§ **Work item**
Your answer should consist of all lines in the listing that hold the word "Numero".

---------- Given records ----------

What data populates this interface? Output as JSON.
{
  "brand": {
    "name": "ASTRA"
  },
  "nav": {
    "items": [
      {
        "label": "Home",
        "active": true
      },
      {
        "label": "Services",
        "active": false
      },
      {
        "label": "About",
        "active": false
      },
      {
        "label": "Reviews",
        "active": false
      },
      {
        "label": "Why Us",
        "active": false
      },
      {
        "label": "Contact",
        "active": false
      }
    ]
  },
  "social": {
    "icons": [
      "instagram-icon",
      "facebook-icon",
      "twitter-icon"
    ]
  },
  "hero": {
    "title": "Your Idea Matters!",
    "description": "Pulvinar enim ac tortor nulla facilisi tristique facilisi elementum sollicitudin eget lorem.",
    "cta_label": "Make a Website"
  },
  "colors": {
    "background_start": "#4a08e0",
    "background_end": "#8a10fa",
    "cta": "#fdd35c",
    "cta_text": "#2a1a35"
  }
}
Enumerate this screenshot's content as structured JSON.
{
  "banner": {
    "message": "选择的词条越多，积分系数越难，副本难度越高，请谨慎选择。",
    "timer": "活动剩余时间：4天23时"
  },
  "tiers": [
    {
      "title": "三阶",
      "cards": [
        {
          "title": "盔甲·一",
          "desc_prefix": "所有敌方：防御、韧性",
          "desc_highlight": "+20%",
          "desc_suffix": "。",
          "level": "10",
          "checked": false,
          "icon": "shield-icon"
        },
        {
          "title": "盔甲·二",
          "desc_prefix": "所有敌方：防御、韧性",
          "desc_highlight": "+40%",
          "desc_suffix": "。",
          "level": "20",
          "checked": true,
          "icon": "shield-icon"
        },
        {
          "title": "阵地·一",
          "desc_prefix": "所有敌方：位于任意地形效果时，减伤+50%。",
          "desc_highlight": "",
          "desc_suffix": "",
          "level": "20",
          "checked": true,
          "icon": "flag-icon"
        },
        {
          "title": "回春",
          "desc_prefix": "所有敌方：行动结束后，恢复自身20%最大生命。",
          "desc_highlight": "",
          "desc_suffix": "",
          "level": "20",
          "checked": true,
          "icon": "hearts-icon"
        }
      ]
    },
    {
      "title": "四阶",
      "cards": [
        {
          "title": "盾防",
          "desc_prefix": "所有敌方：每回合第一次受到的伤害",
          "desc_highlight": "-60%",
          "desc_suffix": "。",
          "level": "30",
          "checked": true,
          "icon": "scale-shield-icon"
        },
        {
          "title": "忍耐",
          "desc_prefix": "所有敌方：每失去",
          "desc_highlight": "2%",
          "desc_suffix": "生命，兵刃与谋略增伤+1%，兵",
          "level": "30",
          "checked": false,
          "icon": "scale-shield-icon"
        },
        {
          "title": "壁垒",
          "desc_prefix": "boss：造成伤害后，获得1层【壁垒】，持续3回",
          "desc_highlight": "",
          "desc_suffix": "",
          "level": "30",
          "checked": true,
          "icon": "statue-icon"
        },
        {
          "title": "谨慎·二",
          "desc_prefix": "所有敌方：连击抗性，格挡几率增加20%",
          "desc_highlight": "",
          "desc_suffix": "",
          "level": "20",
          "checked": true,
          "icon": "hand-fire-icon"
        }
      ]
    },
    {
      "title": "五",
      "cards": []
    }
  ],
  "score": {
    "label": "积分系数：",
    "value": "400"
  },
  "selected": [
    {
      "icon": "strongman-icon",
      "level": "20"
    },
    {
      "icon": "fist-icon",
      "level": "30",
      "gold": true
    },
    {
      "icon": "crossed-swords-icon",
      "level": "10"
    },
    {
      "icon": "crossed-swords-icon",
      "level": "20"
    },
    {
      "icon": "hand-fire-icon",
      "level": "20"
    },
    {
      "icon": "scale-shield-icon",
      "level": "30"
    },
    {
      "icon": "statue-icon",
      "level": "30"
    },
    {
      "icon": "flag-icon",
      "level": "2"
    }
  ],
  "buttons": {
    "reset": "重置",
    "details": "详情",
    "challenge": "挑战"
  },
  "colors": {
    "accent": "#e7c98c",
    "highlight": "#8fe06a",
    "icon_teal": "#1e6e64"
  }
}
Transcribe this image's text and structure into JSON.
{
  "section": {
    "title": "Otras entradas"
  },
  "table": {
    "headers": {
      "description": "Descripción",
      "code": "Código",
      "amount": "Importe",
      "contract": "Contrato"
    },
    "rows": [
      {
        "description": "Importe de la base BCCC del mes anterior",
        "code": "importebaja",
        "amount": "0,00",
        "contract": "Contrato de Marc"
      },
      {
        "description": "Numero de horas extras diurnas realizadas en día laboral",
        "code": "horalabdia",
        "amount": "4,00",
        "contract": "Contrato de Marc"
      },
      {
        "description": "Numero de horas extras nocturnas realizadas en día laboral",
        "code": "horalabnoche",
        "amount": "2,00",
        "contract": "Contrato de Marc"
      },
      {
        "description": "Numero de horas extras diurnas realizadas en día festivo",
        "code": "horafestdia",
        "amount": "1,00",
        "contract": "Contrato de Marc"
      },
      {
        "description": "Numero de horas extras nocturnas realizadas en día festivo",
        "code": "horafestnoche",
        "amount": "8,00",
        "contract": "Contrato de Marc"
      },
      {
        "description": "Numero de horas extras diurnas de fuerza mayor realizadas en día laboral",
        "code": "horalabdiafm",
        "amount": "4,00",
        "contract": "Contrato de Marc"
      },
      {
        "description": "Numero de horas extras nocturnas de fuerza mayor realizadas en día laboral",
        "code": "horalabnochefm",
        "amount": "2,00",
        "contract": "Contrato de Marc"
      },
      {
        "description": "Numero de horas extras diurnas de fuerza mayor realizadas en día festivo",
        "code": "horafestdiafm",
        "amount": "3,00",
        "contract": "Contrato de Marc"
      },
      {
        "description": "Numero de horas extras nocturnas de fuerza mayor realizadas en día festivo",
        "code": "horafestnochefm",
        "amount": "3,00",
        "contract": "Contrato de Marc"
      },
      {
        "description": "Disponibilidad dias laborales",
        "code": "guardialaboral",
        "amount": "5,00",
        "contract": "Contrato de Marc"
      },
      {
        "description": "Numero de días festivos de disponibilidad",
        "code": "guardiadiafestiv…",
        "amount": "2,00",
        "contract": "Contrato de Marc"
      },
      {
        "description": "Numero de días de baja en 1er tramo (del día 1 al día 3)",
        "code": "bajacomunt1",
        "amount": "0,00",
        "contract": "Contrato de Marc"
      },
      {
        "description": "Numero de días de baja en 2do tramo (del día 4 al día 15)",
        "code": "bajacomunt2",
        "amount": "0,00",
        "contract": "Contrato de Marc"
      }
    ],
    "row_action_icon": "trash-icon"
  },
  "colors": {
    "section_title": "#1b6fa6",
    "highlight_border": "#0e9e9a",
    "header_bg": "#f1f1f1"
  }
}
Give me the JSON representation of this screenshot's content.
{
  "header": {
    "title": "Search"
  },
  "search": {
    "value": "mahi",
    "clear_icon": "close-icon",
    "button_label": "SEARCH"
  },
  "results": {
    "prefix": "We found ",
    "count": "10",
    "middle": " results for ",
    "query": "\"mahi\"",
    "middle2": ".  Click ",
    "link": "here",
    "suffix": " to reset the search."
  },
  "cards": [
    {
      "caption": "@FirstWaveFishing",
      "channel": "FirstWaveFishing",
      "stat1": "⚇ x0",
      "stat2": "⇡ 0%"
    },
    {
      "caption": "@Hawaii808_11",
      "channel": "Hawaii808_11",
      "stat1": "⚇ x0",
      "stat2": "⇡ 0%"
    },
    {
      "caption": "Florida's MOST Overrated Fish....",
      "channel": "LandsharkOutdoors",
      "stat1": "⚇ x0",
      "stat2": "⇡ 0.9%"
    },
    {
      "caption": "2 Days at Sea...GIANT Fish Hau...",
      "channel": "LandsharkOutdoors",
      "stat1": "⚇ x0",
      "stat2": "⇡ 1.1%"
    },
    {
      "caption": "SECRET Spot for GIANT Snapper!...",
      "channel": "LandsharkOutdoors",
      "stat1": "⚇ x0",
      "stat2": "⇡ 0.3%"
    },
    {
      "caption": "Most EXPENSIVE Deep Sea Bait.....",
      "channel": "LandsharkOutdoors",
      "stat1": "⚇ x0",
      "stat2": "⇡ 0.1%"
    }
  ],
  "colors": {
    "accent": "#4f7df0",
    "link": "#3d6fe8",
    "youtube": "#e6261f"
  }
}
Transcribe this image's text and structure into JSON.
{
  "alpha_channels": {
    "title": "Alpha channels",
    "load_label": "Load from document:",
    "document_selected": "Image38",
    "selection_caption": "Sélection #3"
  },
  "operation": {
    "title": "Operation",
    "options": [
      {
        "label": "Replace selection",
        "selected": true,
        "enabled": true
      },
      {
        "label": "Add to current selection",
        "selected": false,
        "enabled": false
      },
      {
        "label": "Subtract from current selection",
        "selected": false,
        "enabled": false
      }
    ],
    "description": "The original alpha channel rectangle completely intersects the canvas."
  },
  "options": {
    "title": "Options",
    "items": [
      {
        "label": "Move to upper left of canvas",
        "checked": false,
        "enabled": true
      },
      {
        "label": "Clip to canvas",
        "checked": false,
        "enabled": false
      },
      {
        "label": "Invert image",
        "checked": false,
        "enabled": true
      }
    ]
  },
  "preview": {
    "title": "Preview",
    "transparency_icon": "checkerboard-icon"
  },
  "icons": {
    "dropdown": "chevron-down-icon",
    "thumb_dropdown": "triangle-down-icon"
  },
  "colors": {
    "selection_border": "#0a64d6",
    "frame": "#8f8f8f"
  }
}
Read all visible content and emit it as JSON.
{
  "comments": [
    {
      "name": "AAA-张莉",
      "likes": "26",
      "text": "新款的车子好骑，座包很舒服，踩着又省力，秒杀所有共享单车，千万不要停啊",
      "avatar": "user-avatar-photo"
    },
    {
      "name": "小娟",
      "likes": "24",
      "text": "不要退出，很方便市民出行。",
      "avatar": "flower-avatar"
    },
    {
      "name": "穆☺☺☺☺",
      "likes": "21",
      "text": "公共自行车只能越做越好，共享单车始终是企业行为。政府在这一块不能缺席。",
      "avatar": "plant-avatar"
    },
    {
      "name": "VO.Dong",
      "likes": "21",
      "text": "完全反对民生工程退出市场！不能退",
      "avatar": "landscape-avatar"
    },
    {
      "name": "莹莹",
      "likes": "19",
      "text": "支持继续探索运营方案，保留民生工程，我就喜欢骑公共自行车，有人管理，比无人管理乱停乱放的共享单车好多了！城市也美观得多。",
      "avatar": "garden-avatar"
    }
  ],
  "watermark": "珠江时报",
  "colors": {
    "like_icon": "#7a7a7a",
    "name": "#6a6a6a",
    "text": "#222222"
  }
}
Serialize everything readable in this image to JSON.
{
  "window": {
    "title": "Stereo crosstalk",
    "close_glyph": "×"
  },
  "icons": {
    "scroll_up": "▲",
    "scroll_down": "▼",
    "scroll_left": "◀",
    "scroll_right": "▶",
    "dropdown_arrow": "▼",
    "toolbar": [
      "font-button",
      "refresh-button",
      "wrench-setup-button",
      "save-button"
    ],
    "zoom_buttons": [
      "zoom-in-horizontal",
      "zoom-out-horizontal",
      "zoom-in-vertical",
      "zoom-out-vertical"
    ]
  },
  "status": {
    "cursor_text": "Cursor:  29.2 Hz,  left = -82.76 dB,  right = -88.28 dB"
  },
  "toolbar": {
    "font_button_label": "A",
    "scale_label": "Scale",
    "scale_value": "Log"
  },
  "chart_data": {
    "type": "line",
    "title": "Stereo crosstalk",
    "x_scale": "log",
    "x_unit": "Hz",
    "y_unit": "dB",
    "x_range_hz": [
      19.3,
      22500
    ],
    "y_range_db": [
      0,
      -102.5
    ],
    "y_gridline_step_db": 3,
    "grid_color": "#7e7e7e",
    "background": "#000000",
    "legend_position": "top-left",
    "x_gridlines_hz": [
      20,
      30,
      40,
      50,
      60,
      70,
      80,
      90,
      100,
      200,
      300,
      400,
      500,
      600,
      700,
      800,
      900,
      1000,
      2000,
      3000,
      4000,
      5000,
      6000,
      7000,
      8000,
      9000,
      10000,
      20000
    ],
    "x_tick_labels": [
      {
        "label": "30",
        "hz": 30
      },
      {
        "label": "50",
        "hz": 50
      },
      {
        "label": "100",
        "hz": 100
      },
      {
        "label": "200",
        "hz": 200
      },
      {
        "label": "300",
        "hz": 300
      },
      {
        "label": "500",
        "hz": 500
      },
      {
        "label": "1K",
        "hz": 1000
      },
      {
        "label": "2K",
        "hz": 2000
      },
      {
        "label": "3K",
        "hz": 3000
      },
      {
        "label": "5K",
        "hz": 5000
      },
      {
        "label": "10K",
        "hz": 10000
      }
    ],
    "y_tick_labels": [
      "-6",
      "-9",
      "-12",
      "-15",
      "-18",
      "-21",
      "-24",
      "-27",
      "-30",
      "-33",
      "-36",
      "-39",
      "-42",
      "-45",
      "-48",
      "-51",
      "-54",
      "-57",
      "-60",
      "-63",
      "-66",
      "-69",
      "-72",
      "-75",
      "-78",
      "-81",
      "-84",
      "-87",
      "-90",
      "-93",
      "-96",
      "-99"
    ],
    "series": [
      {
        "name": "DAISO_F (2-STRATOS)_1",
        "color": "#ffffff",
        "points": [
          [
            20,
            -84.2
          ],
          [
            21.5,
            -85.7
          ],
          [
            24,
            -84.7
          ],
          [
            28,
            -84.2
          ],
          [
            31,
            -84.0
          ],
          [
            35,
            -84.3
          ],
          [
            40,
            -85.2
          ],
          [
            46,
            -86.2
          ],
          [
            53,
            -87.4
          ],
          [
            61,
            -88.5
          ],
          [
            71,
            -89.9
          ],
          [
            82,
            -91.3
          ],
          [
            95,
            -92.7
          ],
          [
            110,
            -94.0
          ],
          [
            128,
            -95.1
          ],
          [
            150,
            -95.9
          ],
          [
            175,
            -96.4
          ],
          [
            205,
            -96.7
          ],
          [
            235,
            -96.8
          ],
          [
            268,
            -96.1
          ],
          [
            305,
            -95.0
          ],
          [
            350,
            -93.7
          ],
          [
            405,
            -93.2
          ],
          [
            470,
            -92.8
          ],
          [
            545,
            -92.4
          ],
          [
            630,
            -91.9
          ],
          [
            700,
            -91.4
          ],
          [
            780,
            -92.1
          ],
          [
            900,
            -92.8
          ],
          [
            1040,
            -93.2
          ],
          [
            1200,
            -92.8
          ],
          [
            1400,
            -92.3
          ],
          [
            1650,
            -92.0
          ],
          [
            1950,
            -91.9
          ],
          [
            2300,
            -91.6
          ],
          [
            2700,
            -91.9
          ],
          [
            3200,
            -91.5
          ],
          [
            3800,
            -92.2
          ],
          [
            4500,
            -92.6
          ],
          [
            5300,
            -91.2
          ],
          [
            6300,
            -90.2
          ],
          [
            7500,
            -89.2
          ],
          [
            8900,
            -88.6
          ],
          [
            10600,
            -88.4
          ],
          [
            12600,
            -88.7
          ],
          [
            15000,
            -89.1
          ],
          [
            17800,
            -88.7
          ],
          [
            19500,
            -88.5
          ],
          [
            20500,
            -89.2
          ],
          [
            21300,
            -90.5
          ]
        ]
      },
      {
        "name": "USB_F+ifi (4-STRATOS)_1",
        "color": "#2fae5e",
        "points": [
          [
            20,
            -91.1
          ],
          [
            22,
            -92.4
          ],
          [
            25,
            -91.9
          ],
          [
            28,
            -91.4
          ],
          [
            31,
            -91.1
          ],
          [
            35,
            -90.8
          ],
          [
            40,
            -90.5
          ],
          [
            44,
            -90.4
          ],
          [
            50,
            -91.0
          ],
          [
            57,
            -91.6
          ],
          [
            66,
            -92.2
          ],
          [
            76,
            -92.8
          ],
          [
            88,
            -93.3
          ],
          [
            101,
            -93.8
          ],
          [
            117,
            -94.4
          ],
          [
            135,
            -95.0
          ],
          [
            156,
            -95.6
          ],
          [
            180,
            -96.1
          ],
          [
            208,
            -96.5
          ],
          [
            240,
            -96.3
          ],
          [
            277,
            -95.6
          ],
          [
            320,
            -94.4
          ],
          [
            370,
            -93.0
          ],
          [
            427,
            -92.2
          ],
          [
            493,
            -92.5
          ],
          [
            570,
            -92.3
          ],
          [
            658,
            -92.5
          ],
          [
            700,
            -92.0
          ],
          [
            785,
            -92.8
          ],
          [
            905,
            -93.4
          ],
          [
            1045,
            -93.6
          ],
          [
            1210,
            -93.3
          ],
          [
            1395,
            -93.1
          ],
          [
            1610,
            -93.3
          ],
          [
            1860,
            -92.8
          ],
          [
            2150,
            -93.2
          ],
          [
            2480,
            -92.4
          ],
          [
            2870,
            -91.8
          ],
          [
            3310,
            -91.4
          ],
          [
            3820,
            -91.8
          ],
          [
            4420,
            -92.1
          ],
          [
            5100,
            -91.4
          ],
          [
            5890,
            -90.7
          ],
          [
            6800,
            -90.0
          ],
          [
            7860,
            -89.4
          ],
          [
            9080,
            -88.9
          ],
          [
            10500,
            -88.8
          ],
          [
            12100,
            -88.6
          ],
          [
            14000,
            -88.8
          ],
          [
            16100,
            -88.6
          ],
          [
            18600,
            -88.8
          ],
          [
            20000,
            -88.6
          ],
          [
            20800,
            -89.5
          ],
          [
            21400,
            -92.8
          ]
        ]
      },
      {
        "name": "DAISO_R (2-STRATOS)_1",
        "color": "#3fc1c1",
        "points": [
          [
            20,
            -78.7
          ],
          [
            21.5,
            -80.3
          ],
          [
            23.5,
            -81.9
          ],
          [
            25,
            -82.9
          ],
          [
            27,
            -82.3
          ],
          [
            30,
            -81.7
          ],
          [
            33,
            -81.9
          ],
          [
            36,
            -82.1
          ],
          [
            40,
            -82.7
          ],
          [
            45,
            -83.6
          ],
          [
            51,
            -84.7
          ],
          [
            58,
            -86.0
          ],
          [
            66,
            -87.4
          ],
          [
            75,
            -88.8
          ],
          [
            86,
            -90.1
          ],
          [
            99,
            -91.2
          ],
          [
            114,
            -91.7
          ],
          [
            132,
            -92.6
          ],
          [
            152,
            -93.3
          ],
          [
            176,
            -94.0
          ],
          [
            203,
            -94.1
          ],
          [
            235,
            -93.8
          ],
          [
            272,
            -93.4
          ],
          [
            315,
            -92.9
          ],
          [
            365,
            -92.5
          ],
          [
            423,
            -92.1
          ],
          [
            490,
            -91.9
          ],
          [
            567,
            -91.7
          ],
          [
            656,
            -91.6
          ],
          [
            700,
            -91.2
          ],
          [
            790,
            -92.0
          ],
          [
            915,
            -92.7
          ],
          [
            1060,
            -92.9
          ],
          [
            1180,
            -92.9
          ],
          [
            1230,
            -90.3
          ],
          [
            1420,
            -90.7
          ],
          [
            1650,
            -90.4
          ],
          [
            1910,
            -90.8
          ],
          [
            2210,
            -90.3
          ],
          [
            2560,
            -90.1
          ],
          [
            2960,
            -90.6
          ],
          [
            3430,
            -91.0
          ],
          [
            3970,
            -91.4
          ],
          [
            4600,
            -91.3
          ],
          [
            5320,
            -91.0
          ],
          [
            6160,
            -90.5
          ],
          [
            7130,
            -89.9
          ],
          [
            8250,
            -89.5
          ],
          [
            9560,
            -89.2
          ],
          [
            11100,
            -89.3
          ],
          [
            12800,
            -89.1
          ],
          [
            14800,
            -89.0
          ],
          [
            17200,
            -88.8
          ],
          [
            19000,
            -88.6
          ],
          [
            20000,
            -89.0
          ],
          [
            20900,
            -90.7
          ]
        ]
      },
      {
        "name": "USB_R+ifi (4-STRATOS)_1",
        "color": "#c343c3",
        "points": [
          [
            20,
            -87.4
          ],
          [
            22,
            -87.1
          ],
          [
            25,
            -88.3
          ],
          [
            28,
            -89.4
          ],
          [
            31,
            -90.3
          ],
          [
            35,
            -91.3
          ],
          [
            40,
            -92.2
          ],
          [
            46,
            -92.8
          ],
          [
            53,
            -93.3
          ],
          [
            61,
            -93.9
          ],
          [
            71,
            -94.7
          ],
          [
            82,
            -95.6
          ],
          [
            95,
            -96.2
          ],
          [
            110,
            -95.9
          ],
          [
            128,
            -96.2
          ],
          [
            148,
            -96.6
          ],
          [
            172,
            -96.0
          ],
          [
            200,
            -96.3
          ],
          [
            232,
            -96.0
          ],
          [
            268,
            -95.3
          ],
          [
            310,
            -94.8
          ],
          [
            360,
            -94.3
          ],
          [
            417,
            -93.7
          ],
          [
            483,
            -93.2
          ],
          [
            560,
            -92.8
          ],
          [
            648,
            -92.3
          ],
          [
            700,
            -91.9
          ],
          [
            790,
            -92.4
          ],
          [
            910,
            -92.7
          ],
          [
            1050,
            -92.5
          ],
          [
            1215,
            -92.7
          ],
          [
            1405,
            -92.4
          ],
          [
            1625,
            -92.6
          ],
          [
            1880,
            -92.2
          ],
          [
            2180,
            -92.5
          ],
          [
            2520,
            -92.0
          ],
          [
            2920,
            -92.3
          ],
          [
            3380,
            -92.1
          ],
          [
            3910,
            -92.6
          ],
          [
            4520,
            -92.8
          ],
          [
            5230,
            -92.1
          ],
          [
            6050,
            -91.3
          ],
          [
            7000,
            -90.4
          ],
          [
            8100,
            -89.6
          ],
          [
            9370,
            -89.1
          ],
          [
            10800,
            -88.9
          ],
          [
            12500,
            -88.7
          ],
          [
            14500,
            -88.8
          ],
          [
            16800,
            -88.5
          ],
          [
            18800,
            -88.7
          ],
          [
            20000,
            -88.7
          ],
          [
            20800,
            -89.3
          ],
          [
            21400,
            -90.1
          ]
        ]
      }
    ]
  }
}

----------

§ **Answer area**
        "description": "Numero de horas extras diurnas realizadas en día laboral",
        "description": "Numero de horas extras nocturnas realizadas en día laboral",
        "description": "Numero de horas extras diurnas realizadas en día festivo",
        "description": "Numero de horas extras nocturnas realizadas en día festivo",
        "description": "Numero de horas extras diurnas de fuerza mayor realizadas en día laboral",
        "description": "Numero de horas extras nocturnas de fuerza mayor realizadas en día laboral",
        "description": "Numero de horas extras diurnas de fuerza mayor realizadas en día festivo",
        "description": "Numero de horas extras nocturnas de fuerza mayor realizadas en día festivo",
        "description": "Numero de días festivos de disponibilidad",
        "description": "Numero de días de baja en 1er tramo (del día 1 al día 3)",
        "description": "Numero de días de baja en 2do tramo (del día 4 al día 15)",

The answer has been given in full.